My two prior blog posts have focused on the rising costs of misclassification liability for trucking, delivery, and transportation companies and the industry’s efforts to avoid such costs when confronted by state laws governing the status of independent contractors (ICs). One of the ways in which such companies have been seeking to avoid misclassification liability in response to state law challenges is an argument that the Federal Aviation Administration Authorization Act (FAAAA) preempts all state laws that attempt to regulate “a price, route, or service” of a motor carrier. A new court decision recently rejected that argument, and did so emphatically.
I first reported in November 2010, in one of my most widely-read blog posts (other than my six posts on the legal challenges to FedEx Ground’s classification of drivers as ICs), that 3PDelivery settled two class action IC misclassification cases for $2.25 million covering drivers in Oregon and Washington.
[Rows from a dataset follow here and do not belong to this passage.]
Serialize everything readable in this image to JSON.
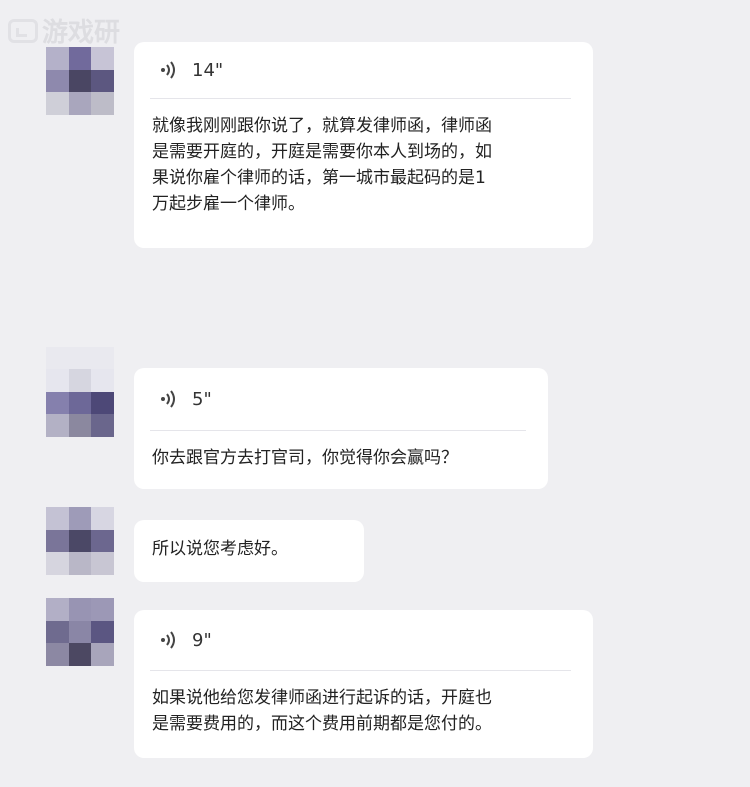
{
  "watermark": {
    "text": "游戏研"
  },
  "messages": [
    {
      "type": "voice",
      "duration": "14\"",
      "text": "就像我刚刚跟你说了，就算发律师函，律师函\n是需要开庭的，开庭是需要你本人到场的，如\n果说你雇个律师的话，第一城市最起码的是1\n万起步雇一个律师。"
    },
    {
      "type": "voice",
      "duration": "5\"",
      "text": "你去跟官方去打官司，你觉得你会赢吗？"
    },
    {
      "type": "text",
      "text": "所以说您考虑好。"
    },
    {
      "type": "voice",
      "duration": "9\"",
      "text": "如果说他给您发律师函进行起诉的话，开庭也\n是需要费用的，而这个费用前期都是您付的。"
    }
  ],
  "avatars": [
    {
      "colors": [
        "#b4b1c9",
        "#716a9c",
        "#c7c4d6",
        "#8e89ad",
        "#4a4663",
        "#5c5780",
        "#cfcfd8",
        "#a9a6bd",
        "#bdbcc8"
      ]
    },
    {
      "colors": [
        "#e6e6ee",
        "#d6d6e0",
        "#e6e6ee",
        "#8580ad",
        "#6d6898",
        "#4d4877",
        "#b3b1c5",
        "#8b889f",
        "#6a668c"
      ]
    },
    {
      "colors": [
        "#c4c2d4",
        "#9e9bb8",
        "#d7d6e2",
        "#7a7599",
        "#4b4866",
        "#6c678f",
        "#d6d5df",
        "#b9b7c7",
        "#c8c6d3"
      ]
    },
    {
      "colors": [
        "#b2afc6",
        "#9894b3",
        "#9c98b6",
        "#6f6b8f",
        "#8a86a6",
        "#5b5682",
        "#8c88a3",
        "#4c4862",
        "#a8a5bb"
      ]
    }
  ]
}
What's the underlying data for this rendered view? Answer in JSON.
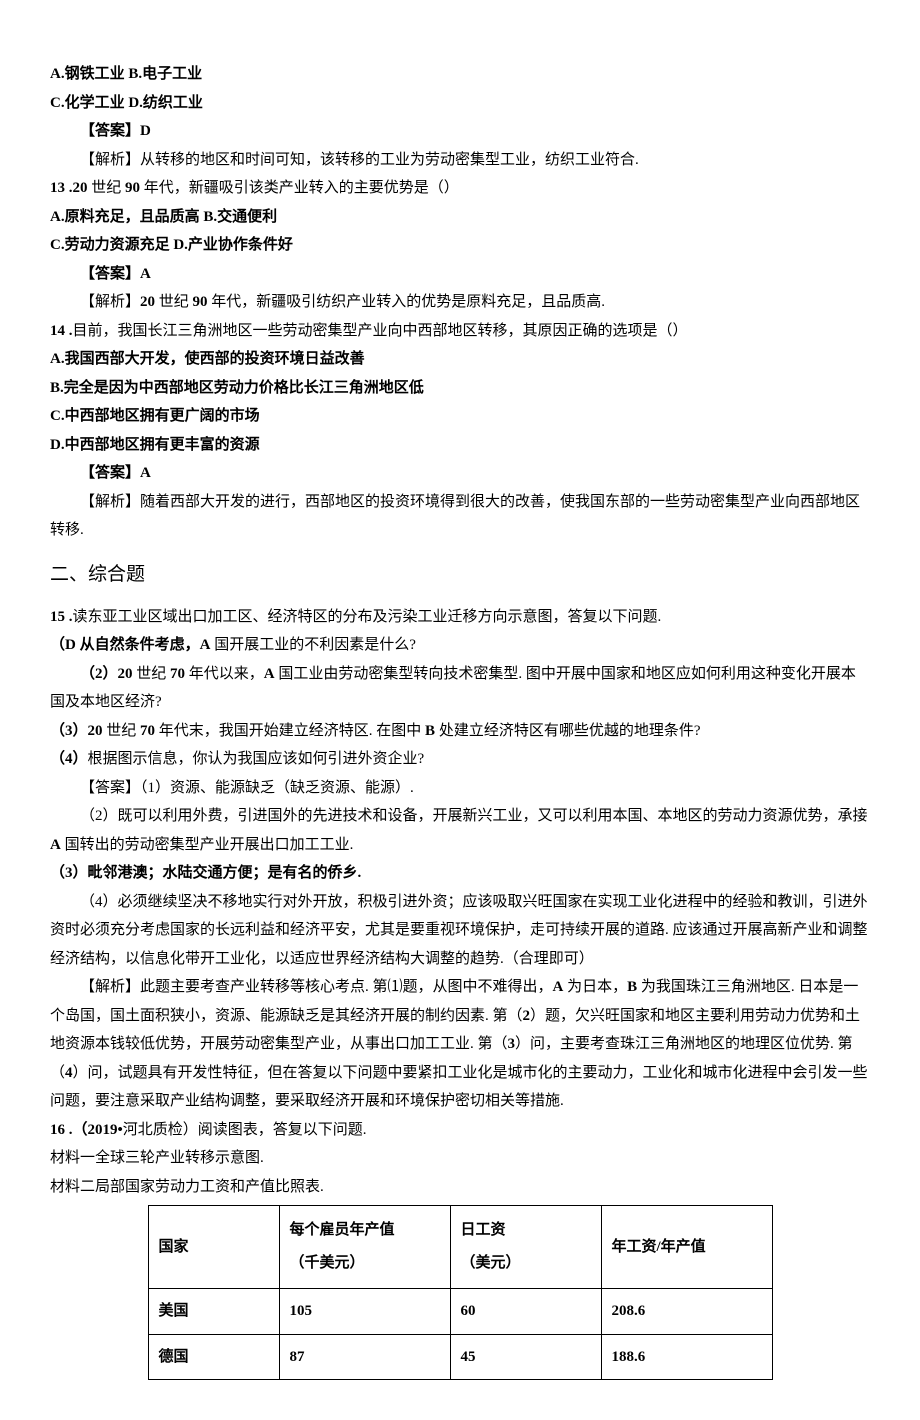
{
  "lines": {
    "l1": "A.钢铁工业 B.电子工业",
    "l2": "C.化学工业 D.纺织工业",
    "l3": "【答案】D",
    "l4": "【解析】从转移的地区和时间可知，该转移的工业为劳动密集型工业，纺织工业符合.",
    "l5a": "13  .20",
    "l5b": " 世纪 ",
    "l5c": "90",
    "l5d": " 年代，新疆吸引该类产业转入的主要优势是（）",
    "l6": "A.原料充足，且品质高 B.交通便利",
    "l7": "C.劳动力资源充足 D.产业协作条件好",
    "l8": "【答案】A",
    "l9a": "【解析】",
    "l9b": "20",
    "l9c": " 世纪 ",
    "l9d": "90",
    "l9e": " 年代，新疆吸引纺织产业转入的优势是原料充足，且品质高.",
    "l10a": "14  .",
    "l10b": "目前，我国长江三角洲地区一些劳动密集型产业向中西部地区转移，其原因正确的选项是（）",
    "l11": "A.我国西部大开发，使西部的投资环境日益改善",
    "l12": "B.完全是因为中西部地区劳动力价格比长江三角洲地区低",
    "l13": "C.中西部地区拥有更广阔的市场",
    "l14": "D.中西部地区拥有更丰富的资源",
    "l15": "【答案】A",
    "l16": "【解析】随着西部大开发的进行，西部地区的投资环境得到很大的改善，使我国东部的一些劳动密集型产业向西部地区转移.",
    "sec2": "二、综合题",
    "l17a": "15  .",
    "l17b": "读东亚工业区域出口加工区、经济特区的分布及污染工业迁移方向示意图，答复以下问题.",
    "l18a": "（D 从自然条件考虑，",
    "l18b": "A",
    "l18c": " 国开展工业的不利因素是什么?",
    "l19a": "（2）20",
    "l19b": " 世纪 ",
    "l19c": "70",
    "l19d": " 年代以来，",
    "l19e": "A",
    "l19f": " 国工业由劳动密集型转向技术密集型. 图中开展中国家和地区应如何利用这种变化开展本国及本地区经济?",
    "l20a": "（3）20",
    "l20b": " 世纪 ",
    "l20c": "70",
    "l20d": " 年代末，我国开始建立经济特区. 在图中 ",
    "l20e": "B",
    "l20f": " 处建立经济特区有哪些优越的地理条件?",
    "l21a": "（4）",
    "l21b": "根据图示信息，你认为我国应该如何引进外资企业?",
    "l22": "【答案】（1）资源、能源缺乏（缺乏资源、能源）.",
    "l23a": "（2）既可以利用外费，引进国外的先进技术和设备，开展新兴工业，又可以利用本国、本地区的劳动力资源优势，承接 ",
    "l23b": "A",
    "l23c": " 国转出的劳动密集型产业开展出口加工工业.",
    "l24": "（3）毗邻港澳；水陆交通方便；是有名的侨乡.",
    "l25": "（4）必须继续坚决不移地实行对外开放，积极引进外资；应该吸取兴旺国家在实现工业化进程中的经验和教训，引进外资时必须充分考虑国家的长远利益和经济平安，尤其是要重视环境保护，走可持续开展的道路. 应该通过开展高新产业和调整经济结构，以信息化带开工业化，以适应世界经济结构大调整的趋势.（合理即可）",
    "l26a": "【解析】此题主要考查产业转移等核心考点. 第⑴题，从图中不难得出，",
    "l26b": "A",
    "l26c": " 为日本，",
    "l26d": "B",
    "l26e": " 为我国珠江三角洲地区. 日本是一个岛国，国土面积狭小，资源、能源缺乏是其经济开展的制约因素. 第（",
    "l26f": "2",
    "l26g": "）题，欠兴旺国家和地区主要利用劳动力优势和土地资源本钱较低优势，开展劳动密集型产业，从事出口加工工业. 第（",
    "l26h": "3",
    "l26i": "）问，主要考查珠江三角洲地区的地理区位优势. 第（",
    "l26j": "4",
    "l26k": "）问，试题具有开发性特征，但在答复以下问题中要紧扣工业化是城市化的主要动力，工业化和城市化进程中会引发一些问题，要注意采取产业结构调整，要采取经济开展和环境保护密切相关等措施.",
    "l27a": "16  .（2019•",
    "l27b": "河北质检）阅读图表，答复以下问题.",
    "l28": "材料一全球三轮产业转移示意图.",
    "l29": "材料二局部国家劳动力工资和产值比照表."
  },
  "table": {
    "h1": "国家",
    "h2a": "每个雇员年产值",
    "h2b": "（千美元）",
    "h3a": "日工资",
    "h3b": "（美元）",
    "h4": "年工资/年产值",
    "r1c1": "美国",
    "r1c2": "105",
    "r1c3": "60",
    "r1c4": "208.6",
    "r2c1": "德国",
    "r2c2": "87",
    "r2c3": "45",
    "r2c4": "188.6"
  }
}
I noted in the first of two takeaways in that blog post that, when the legal fees of the plaintiffs’ lawyers and 3PD’s own lawyers were added, the “real costs” of that settlement covering drivers in only those two states would exceed $7 million, plus the costs that such companies typically have to pay when they “settle up” with the IRS and state revenue departments as well as state unemployment and workers compensation agencies.
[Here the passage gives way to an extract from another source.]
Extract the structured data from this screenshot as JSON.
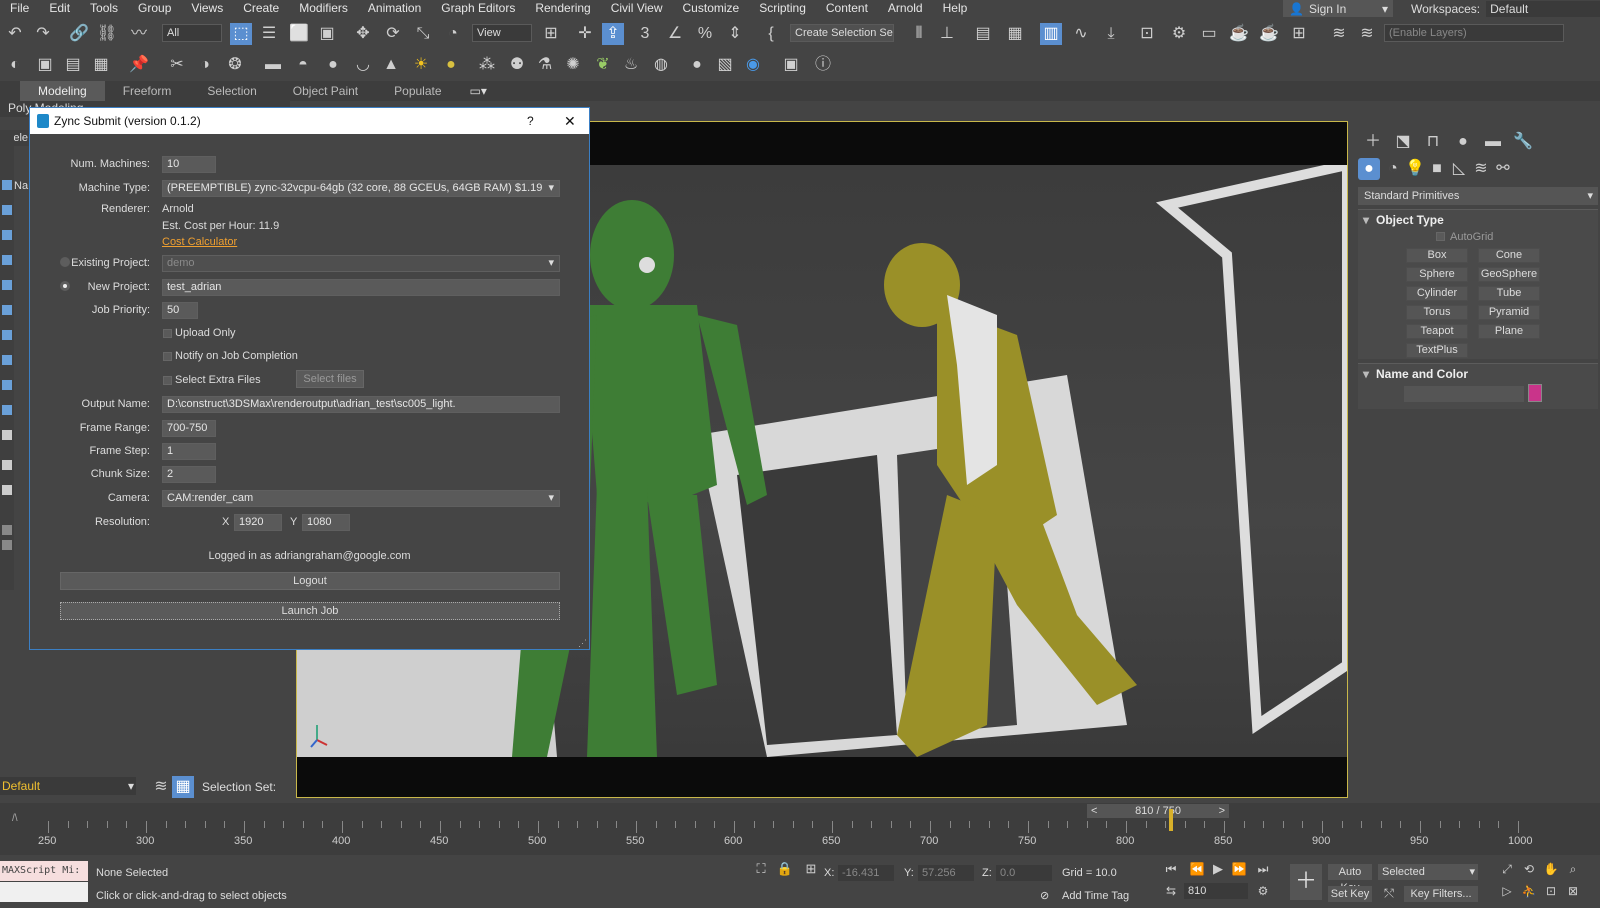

In the second takeaway, I noted that the “3P Delivery case is an example of how a company can become a casualty of failing to structure its relationship with its drivers in a bona fide manner that complies with applicable employment, tax, benefits, and independent contractor laws,” and that “there are at least three steps companies can take to enhance their compliance with independent contractor laws and minimize or eliminate exposure to future misclassification liability.”
The FAAAA preemption argument was the subject of a blog post in January 2012. I noted that the Massachusetts Delivery Association (MDA) has succeeded on appeal of a federal district court’s dismissal of its lawsuit to invalidate the Massachusetts Independent Contractor Law as an impermissible law “related to a price, route, or service of any motor carrier . . . with respect to the transportation of property.” The appellate court did not rule on the validity of the defense, only that the MDA should be allowed to challenge the state law as being in conflict with the FAAAA. The Massachusetts Attorney General had objected, arguing that the argument was currently being considered in the 3PD case.
The federal court considering that issue in the 3PD case has now ruled. In a decision issued on March 27, 2013, Judge Douglass Woodlock considered the preemption argument and found that it was not “persuasive.” The judge found that the Massachusetts Independent Contractor Law “do[es] not seek to regulate the prices 3PD sets for its services [as 3PD claims], but rather to seek to enforce 3PD’s obligations as an employer under Massachusetts law.” Celso Martins v. 3PD, Inc., No. 11-11313 (DPW) (D. Mass. Mar. 27, 2013).
Although the judge in the 3PD case denied the plaintiff drivers’ motion to add as additional defendants the President and the Chief Operating Officer of 3PD because the motion was tardy, the remainder of the court’s decision was generally unfavorable to the delivery company. The court certified the case as a class action despite recent U.S. Supreme Court decisions making class certification more difficult generally, and granted the plaintiffs’ motion for summary judgment finding that the drivers “are employees of 3PD for purposes of Massachusetts law.”
Notably, the court took judicial notice of 3PD’s historical website descriptions of its business when 3PD argued that the website description from 2012 should not apply to earlier periods of time. Finding 3PD’s arguments to be “disingenuous,” the court found that the “historical versions of the 3PD website available on the Internet Archive at Archive.org” (i.e., caches of prior website descriptions of its business) could be used as evidence under the doctrine of judicial notice.
3PD has not fared well to date in its legal challenges to its classification of its drivers as ICs. But, businesses in the delivery industry can lawfully classify delivery drivers as ICs, provided the companies do so in a manner cognizant of the contours and nuances in this area of the law. One judicial decision that I reported on in a blog post in April 2012 found that a mattress company’s drivers were properly classified as ICs.
Proper classification is not a daunting undertaking for a business if the company structures, documents, and implements its IC relationship in an IC-compliant manner consistent with the relevant test for classification of workers as ICs or employees. Although the U.S. Government Accountability Office (GAO) has stated that “[t]he tests used [at the federal level] to determine whether a worker is an independent contractor or an employee are complex, subjective, and differ from law to law” (see GAO Report No. 06-656 at 25), and while the tests used by state regulatory agencies in enforcing state laws are even more diverse than the federal tests, IC compliance is attainable in most instances if a business is committed to long-term compliance instead of short-term goals.
There are diagnostic and treatment tools available to companies facing possible misclassification liability, whether in the delivery and transportation industry or in other industries. For example, businsses can meaningfully enhance their IC compliance through IC Diagnostics™ and other tools that measure and evaluate IC compliance both before and after, and offer proven means to re-structure, re-document, and re-implement IC relationships in a manner consistent with federal and state laws, with few exceptions.
Your comments are invited.
Written by Richard Reibstein.